Methods: 6,180 water samples from public wells since 2007 were obtained and averaged for 234 of 254 Texas counties. Changes in AD mortality rates were calculated by subtracting aggregated age-adjusted mortality rates obtained between 2000–2006 from those obtained between 2009–2015. Using aggregated rates maximized the number of counties with reliable mortality data. Correlational analyses between average lithium concentrations and changes in AD mortality were performed while also adjusting for gender, race, education, rural living, air pollution, physical inactivity, obesity, and type 2 diabetes.

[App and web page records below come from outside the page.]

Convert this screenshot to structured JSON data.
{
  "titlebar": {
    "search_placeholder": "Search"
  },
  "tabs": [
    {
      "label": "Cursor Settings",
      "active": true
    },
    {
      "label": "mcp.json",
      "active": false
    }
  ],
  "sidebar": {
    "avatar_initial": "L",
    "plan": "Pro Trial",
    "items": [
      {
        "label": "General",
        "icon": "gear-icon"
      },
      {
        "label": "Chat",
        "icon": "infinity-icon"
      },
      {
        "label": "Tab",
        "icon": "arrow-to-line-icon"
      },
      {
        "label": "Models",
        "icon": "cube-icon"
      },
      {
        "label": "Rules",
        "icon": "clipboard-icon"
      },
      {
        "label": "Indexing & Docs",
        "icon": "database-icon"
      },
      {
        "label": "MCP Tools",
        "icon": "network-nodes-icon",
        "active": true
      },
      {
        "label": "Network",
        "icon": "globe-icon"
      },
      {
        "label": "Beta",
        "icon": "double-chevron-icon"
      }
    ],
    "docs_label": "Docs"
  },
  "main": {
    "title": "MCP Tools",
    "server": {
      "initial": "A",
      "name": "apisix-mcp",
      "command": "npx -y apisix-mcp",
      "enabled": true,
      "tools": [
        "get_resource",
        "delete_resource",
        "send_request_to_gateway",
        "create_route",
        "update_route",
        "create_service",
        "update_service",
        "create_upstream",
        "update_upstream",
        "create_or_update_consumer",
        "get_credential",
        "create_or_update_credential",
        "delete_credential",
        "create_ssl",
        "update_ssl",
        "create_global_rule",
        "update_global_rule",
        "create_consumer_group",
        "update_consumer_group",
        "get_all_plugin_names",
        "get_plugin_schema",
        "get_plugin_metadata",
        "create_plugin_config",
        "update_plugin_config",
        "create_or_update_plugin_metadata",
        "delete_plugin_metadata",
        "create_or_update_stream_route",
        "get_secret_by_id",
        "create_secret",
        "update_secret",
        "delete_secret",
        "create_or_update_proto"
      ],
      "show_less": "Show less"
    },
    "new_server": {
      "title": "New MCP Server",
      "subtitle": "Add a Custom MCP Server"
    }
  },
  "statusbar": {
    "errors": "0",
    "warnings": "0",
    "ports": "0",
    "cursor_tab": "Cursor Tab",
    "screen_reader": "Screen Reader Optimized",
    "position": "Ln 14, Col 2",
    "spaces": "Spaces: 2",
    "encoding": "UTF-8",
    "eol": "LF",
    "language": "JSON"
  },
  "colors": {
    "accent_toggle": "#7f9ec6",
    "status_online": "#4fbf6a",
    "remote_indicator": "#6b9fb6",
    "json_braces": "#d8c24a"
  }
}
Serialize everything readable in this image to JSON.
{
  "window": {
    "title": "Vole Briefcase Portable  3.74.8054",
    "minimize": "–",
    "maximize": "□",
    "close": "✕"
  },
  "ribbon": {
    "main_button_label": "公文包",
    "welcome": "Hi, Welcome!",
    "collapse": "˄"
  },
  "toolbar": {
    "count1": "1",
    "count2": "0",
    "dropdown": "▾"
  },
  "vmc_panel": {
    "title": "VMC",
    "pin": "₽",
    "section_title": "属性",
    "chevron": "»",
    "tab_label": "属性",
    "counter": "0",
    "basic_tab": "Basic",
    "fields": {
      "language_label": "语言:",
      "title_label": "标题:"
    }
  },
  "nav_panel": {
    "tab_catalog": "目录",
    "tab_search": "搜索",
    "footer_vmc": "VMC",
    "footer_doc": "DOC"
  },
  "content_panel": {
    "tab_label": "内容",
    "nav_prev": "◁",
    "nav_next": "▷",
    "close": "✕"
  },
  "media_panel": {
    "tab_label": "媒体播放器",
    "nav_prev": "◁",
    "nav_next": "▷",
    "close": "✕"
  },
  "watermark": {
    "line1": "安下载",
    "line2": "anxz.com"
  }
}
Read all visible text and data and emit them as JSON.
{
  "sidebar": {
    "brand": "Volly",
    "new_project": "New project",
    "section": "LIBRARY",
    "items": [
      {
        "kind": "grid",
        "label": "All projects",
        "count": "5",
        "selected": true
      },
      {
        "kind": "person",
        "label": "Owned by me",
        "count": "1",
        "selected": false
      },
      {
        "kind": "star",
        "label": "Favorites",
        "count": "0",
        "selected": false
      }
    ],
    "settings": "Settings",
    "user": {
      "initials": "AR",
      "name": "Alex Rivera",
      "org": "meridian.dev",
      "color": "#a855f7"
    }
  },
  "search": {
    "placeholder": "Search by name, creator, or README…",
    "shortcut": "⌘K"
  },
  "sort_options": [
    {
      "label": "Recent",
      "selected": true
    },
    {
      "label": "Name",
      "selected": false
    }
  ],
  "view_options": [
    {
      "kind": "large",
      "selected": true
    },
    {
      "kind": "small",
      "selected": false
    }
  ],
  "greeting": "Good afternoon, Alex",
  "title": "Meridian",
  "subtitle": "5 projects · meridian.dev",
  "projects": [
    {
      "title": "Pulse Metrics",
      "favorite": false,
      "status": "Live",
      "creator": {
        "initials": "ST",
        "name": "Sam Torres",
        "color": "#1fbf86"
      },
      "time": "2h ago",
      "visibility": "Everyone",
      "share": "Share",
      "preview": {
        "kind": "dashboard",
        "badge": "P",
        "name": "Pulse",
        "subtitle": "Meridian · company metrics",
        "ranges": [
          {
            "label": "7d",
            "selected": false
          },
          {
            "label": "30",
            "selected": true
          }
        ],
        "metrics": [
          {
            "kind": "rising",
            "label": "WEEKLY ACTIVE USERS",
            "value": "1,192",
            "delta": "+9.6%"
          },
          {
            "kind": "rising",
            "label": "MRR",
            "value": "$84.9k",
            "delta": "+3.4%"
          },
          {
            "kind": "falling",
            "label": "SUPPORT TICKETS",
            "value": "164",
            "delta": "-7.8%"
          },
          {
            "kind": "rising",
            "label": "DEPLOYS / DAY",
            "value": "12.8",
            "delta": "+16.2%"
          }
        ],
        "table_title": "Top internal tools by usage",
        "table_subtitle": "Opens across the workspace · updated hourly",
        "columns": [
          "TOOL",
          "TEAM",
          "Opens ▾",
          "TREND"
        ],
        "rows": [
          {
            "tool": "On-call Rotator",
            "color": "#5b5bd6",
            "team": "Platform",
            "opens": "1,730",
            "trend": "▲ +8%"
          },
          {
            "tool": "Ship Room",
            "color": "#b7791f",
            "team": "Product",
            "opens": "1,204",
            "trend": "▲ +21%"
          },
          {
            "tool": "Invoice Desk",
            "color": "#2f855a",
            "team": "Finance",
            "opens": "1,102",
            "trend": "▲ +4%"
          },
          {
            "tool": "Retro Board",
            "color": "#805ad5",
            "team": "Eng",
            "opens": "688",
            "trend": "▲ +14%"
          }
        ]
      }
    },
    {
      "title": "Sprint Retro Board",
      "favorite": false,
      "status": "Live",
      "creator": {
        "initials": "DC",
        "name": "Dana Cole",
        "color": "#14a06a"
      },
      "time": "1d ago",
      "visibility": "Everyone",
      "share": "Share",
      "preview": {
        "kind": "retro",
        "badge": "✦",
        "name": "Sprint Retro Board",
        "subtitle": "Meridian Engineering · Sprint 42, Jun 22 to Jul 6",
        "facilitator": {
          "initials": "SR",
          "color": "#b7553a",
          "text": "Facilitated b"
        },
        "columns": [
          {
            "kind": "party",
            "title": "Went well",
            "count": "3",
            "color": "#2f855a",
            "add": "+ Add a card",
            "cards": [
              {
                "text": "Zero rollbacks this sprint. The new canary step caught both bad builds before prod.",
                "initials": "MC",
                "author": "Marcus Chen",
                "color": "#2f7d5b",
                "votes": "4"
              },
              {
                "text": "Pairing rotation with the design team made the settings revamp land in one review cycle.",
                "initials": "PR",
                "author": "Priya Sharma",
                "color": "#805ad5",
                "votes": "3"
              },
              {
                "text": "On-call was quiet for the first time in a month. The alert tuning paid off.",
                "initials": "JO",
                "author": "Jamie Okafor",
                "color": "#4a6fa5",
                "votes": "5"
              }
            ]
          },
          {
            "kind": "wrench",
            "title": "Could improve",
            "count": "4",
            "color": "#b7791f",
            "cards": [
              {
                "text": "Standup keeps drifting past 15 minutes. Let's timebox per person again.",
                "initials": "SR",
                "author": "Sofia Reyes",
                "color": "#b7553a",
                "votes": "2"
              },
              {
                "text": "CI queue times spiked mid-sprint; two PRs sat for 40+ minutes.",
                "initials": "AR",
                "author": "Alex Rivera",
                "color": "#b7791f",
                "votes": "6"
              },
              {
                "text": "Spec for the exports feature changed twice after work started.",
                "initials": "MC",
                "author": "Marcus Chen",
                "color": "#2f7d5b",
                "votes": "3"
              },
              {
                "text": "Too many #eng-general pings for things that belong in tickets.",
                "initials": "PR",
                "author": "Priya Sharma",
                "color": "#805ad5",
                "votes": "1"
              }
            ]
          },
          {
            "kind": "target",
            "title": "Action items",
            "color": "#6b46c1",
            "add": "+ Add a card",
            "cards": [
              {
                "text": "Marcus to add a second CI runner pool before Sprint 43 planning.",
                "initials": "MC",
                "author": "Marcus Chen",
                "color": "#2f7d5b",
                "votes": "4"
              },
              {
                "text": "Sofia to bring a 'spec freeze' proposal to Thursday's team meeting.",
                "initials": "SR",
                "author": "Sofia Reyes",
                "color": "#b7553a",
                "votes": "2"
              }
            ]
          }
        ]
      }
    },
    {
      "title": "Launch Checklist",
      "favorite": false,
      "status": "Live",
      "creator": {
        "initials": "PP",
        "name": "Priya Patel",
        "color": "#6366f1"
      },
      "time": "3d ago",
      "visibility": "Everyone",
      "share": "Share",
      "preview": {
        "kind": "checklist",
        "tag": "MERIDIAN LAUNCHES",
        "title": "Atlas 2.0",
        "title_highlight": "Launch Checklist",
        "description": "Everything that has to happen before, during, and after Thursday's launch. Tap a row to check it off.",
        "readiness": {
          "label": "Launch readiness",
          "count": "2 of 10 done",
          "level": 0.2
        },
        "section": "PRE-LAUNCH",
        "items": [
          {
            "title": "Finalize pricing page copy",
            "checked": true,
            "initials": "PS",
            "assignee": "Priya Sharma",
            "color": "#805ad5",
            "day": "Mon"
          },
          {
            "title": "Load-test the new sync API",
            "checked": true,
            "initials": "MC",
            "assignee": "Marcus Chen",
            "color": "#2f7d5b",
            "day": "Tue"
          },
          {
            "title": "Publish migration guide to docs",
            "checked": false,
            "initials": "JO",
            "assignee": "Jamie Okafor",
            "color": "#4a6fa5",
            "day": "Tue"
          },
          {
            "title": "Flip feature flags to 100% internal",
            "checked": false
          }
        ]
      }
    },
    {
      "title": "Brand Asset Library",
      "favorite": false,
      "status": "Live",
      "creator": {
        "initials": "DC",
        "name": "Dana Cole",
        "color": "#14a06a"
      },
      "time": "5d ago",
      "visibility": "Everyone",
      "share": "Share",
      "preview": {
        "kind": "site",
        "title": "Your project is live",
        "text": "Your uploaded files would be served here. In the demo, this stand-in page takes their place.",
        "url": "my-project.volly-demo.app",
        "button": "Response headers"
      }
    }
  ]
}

Results: Age-adjusted AD mortality rate was significantly increased over time (+27%, p < 0.001). Changes in AD mortality were negatively correlated with trace lithium levels (p = 0.01, r = –0.20), and statistical significance was maintained after controlling for most risk factors except for physical inactivity, obesity, and type 2 diabetes. Furthermore, the prevalence of obesity and type 2 diabetes positively correlated with changes in AD mortality (p = 0.01 and 0.03, respectively), but also negatively correlated with trace lithium in drinking water (p = 0.05 and <0.0001, respectively).
Conclusion: Trace lithium in water is negatively linked with changes in AD mortality, as well as obesity and type 2 diabetes, which are important risk factors for AD.
“Examining the Relationship between Trace Lithium in Drinking Water and the Rising Rates of Age-Adjusted Alzheimer’s Disease Mortality in Texas” by Fajardo, Val Andrew; Fajardo, Val Andrei; LeBlanc, Paul J.; and MacPherson, Rebecca E.K. in Journal of Alzheimer’s Disease. Published online November 28 2017 doi:10.3233/JAD-170744